Pelham Yard

 

Pelhamyard

Crossing from the Jubilee Gardens entering the lower entrance of Pelham Yard. The yard named after Thomas Pelham, the highly influential Duke of Newcastle, who has the distinction of starting a Prime Ministerial dynasty,being remembered as father of two British prime ministers Henry Pelham and the Duke of Newcastle who, between them, served for 18 years as first minister.

 

who was deemed to be responsible for getting Pitt the Elder elected to Parliament as MP for Seaford, this ‘yard’ has an interesting history. The flint and brick building to the rear of 18 High Street is a rare 18th century commercial survival – still in use today.   This was once a barracks and it is said that the soldiers went through a hole in the wall to get to the pub; hence the Pelham Arms was known locally as the Hole in the Wall for many years before its official change of name. A pub for centuries, the building is currently in the process of being redeveloped as apartments.  The pub started life as the Duke of Cumberland’s Head. The Pelham Arms was also a coaching inn and coaches left every Sunday, Tuesday Thurdsday and Saturday for Lewes to meet the London coach, at a single fare of 3s.6d. (17p) – quite a large sum at the time.

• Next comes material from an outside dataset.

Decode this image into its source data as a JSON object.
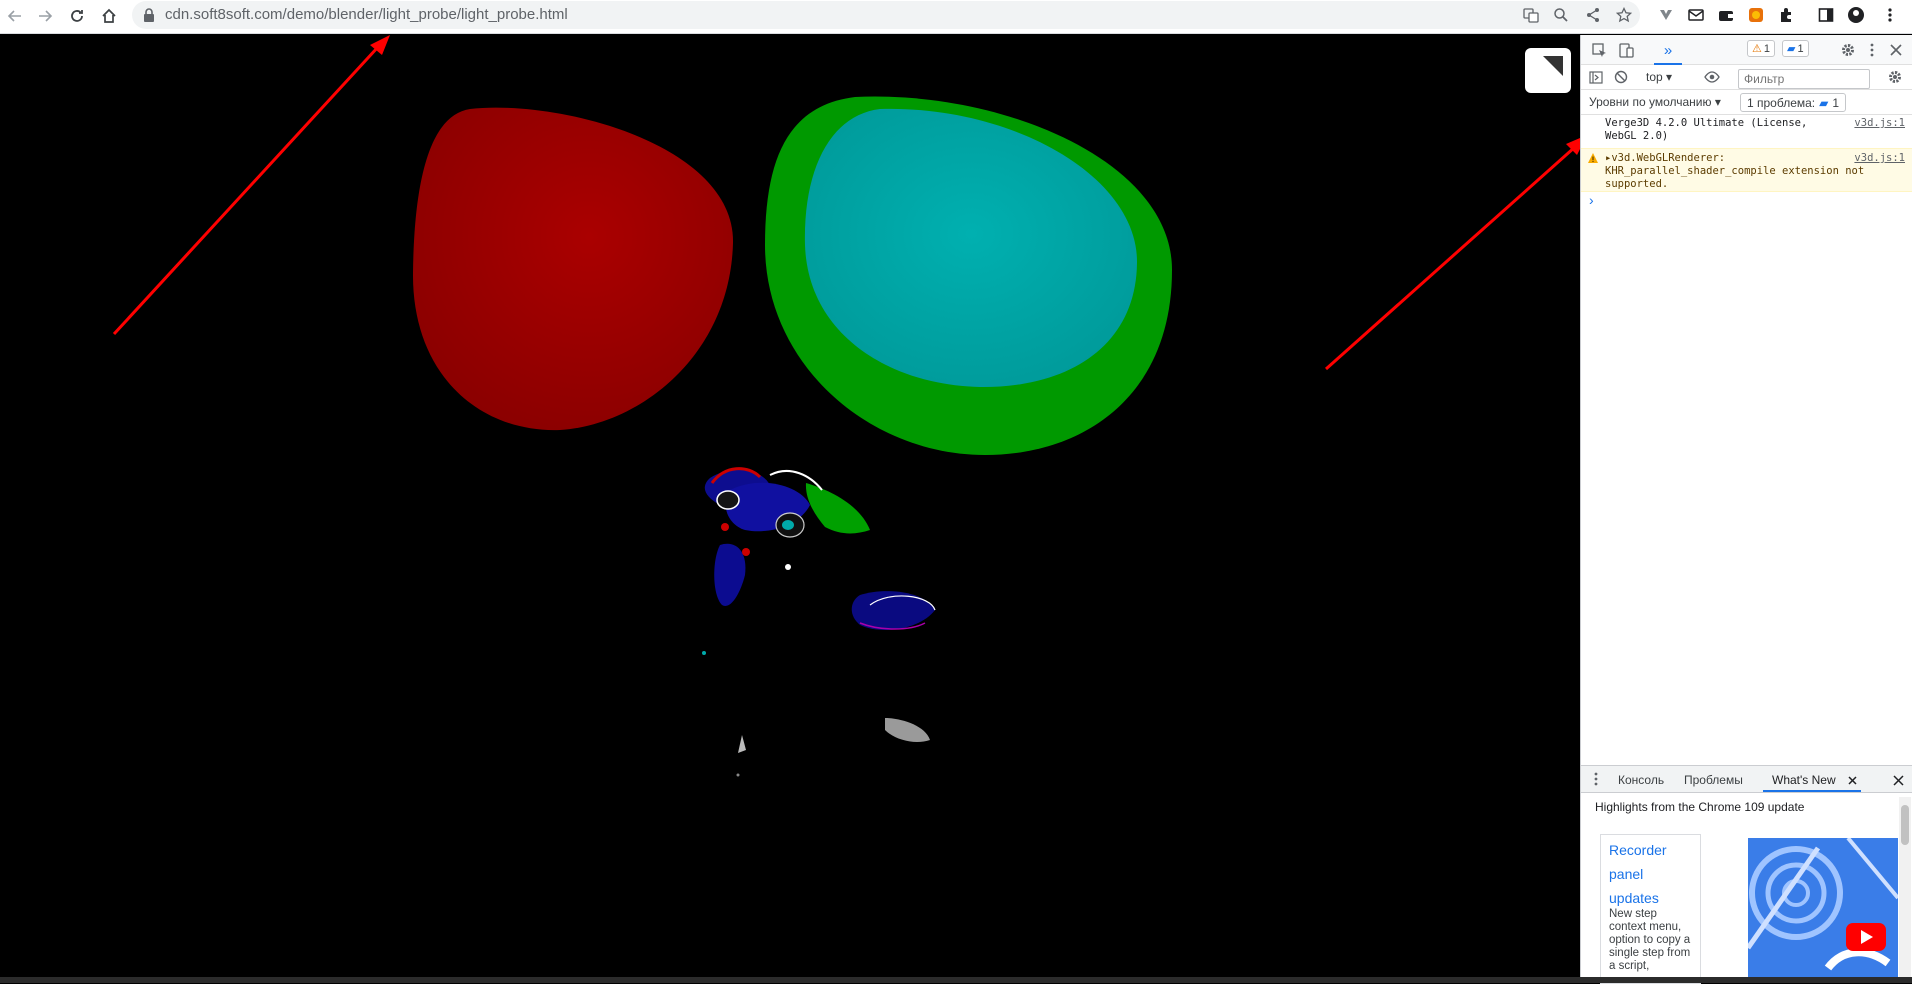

Seaford was a great place for smugglers in the 1800s and the pub was deemed to be their Headquarters hence was subjected to numerous raids by Excise Officers over the yearsThe pub was once owned by Israel Medhurst a member of a crew of one of the first lifeboats in the district (incidentally kept at Lewes and bought overland to the sea when needed). The Pelham Arms was also a coaching inn and coaches left every Sunday, Tuesday Thursday and Saturday for Lewes to meet the London coach, at a single fare of 3s.6d. (17p) – quite a large sum at the timeThe area around Pelham Yard was described in the Seaford Town Centre Conservation Area Appraisal  published by Lewes District Council in 2005 as  "the very core of the Old Town. Though presently rather run down, it contains a cluster of humble buildings remaining from the period when this area was the main hive of activity in the town. Several buildings in this area have recently been renovated, and further careful conservation and redevelopment of this area could maximise its historic assets.”

Opposite Pelham Yard, the "Old House" is to be found.